Start of Data for this exercise

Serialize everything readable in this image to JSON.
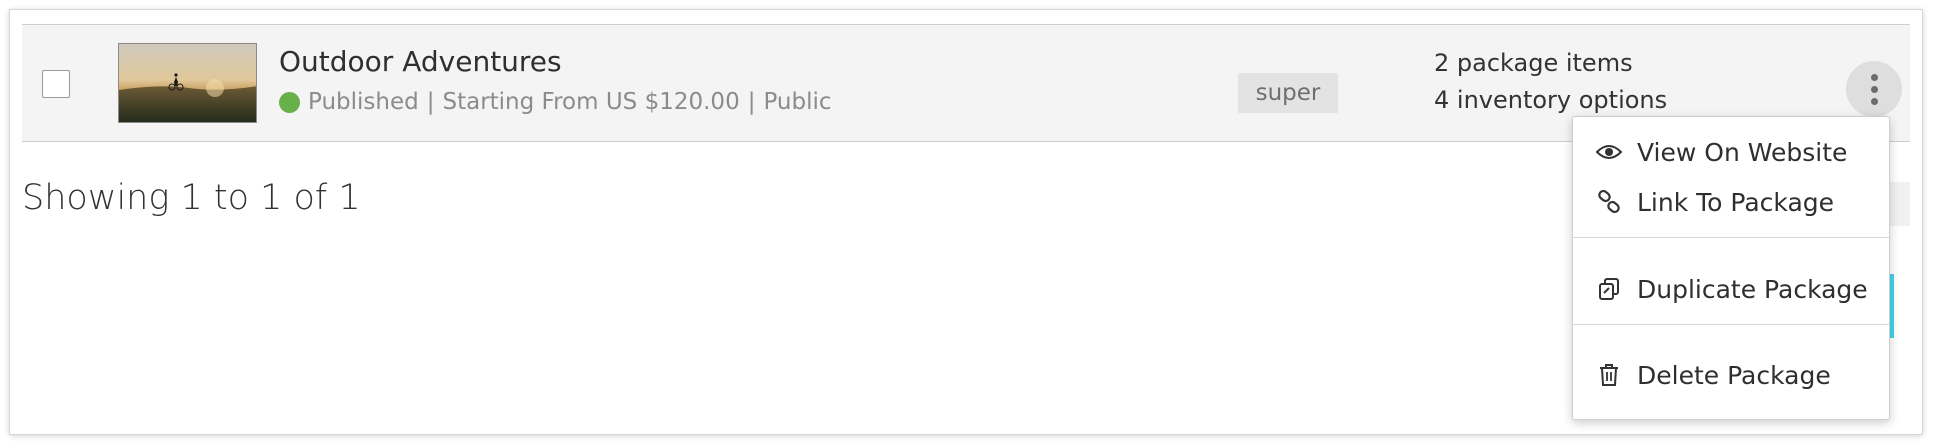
{
  "package": {
    "title": "Outdoor Adventures",
    "status": "Published",
    "status_color": "#67b04a",
    "separator": "|",
    "price_text": "Starting From US $120.00",
    "visibility": "Public",
    "tag": "super",
    "items_count": "2 package items",
    "inventory_count": "4 inventory options",
    "thumbnail_icon": "landscape-photo"
  },
  "pagination": {
    "showing_text": "Showing 1 to 1 of 1"
  },
  "menu": {
    "items": [
      {
        "label": "View On Website",
        "icon": "eye-icon"
      },
      {
        "label": "Link To Package",
        "icon": "link-icon"
      },
      {
        "label": "Duplicate Package",
        "icon": "copy-icon"
      },
      {
        "label": "Delete Package",
        "icon": "trash-icon"
      }
    ],
    "highlight_color": "#40d5ec"
  }
}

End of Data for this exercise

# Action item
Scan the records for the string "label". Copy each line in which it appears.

# Task answer
        "label": "View On Website",
        "label": "Link To Package",
        "label": "Duplicate Package",
        "label": "Delete Package",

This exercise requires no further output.